“He wants to do the little things,” Gill said. “He wants to do anything that can help us win. So if that means diving on the floor, if that means blocking the shot at the rim, he’s doing to do it for us. So he’s really an energy guy coming off the bench, and he really helps us out a lot, because he gets us started.”
On the game’s decisive play, Gill lost his man, Auguste. Not to worry. Anderson was there for his teammate.
“That happens,” Anderson said. “It’s the Pack Line defense. You help each other, and that’s what we do.”
To be able to deliver game-changing plays on defense is gratifying for him, Anderson said, “because that’s what this program is all about. It was built with defense. We have the defensive foundation, and when you can get a great play like that in transition and it leads to a big basket … it’s a huge lift.”
Anderson left the game to a warm ovation with 1:15 left. On Anderson’s way to the bench, Bennett stopped him for a few moments.
“I don’t want to tell you exactly what I said, but I really think he’s doing the things that are helping us win,” Bennett said. “He’s doing some special things, and I just let him know. I kind of affirmed to him that I liked what I saw … I think he’s given us a great lift these last two, three games, and I’m proud of him in that regard, and hopefully there’s much more.”
Only once has Virginia won the ACC’s regular-season title outright, in 1980-81. As March approaches, the Cavaliers lead the ACC, a game and a half ahead of Syracuse (12-2).
“Of course that’s a dream, a goal, and we’ll keep fighting for it,” Bennett said. “I’m so thankful to be in this spot, because it has been a while … When that brass ring’s coming around, you grab it, and that’s what we’re trying to do.”
Mitchell said: “It’s a special team, and I’ve said that over and over all season. It’s a special team, and I have a ton of faith in my guys. But at the same time it doesn’t mean anything yet. Maybe I’ll look back when the season’s over, and I’ll realize that I’m part of something special. But right here I’m living for the here and now, and we still have goals that we need to meet.”
UP NEXT: Virginia plays twice more at JPJ before closing the regular season March 9 against Maryland in College Park.
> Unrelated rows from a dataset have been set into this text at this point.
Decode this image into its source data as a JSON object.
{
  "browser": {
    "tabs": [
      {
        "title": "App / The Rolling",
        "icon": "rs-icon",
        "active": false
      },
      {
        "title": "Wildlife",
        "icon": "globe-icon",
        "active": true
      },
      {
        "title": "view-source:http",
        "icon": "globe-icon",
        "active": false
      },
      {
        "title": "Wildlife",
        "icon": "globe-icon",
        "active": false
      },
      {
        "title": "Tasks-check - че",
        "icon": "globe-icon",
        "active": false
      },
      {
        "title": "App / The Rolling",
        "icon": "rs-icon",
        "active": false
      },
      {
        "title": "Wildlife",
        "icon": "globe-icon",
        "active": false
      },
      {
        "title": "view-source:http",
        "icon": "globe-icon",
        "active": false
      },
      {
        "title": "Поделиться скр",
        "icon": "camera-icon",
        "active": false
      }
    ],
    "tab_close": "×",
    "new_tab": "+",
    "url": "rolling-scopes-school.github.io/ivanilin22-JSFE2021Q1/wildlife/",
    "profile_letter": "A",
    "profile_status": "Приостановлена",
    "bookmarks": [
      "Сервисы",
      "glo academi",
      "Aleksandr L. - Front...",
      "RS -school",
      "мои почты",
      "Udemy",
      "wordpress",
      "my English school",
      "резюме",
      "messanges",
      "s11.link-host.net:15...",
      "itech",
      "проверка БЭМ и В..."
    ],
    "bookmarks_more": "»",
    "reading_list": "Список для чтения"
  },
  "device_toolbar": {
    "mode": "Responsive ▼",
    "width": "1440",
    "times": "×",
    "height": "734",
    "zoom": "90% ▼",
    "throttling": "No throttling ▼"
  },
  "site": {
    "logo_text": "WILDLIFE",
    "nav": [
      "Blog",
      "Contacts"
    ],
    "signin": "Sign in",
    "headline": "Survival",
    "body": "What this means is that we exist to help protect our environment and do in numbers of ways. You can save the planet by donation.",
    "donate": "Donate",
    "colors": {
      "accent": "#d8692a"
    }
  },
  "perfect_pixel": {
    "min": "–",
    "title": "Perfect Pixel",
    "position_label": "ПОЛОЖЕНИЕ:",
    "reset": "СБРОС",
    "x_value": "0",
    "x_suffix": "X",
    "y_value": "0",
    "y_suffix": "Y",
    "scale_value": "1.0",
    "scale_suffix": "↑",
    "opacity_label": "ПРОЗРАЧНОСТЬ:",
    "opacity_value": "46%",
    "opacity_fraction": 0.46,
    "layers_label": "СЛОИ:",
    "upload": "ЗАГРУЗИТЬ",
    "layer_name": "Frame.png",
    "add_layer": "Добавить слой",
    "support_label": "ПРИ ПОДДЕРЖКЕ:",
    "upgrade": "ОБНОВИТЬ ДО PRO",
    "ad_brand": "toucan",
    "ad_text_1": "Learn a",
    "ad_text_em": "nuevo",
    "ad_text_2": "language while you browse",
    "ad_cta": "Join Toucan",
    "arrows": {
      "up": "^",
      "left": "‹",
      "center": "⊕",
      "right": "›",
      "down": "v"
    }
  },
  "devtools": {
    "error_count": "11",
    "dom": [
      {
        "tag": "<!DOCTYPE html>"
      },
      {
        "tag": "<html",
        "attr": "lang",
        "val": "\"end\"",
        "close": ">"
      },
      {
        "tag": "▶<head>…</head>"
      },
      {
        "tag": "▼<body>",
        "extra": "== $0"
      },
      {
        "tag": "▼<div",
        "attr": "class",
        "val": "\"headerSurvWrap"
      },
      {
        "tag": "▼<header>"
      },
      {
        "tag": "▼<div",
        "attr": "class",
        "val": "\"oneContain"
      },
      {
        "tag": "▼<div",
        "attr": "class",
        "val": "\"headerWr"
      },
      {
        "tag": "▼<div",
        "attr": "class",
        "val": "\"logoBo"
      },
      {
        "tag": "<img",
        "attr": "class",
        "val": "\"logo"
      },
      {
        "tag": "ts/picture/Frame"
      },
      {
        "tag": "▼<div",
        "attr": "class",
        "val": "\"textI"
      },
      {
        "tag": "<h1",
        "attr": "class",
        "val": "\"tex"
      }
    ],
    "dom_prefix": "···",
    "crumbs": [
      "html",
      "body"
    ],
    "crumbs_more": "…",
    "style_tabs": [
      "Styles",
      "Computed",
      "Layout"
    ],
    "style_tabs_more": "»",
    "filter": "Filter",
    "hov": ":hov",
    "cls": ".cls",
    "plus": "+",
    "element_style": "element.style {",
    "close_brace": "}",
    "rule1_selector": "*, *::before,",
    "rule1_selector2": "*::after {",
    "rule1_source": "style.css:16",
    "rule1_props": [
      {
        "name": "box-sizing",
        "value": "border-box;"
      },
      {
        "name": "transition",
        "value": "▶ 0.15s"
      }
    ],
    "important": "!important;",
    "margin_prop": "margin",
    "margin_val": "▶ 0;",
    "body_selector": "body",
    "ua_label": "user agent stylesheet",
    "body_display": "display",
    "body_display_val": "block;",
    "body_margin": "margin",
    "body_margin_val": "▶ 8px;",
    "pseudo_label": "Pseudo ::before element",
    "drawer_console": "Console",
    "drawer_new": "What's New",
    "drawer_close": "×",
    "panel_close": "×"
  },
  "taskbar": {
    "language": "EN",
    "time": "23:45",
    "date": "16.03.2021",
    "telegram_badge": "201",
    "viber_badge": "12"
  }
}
The `Hoos host Miami (14-13, 5-9) at 7 p.m. Wednesday and No. 1 Syracuse (25-2, 12-2) at 4 p.m. Saturday.
The Syracuse game has been sold out for months, but tickets remain for the Hurricanes’ visit to JPJ.
For ticket information, visit VirginiaSports.com/tickets or call (800) 542-8821.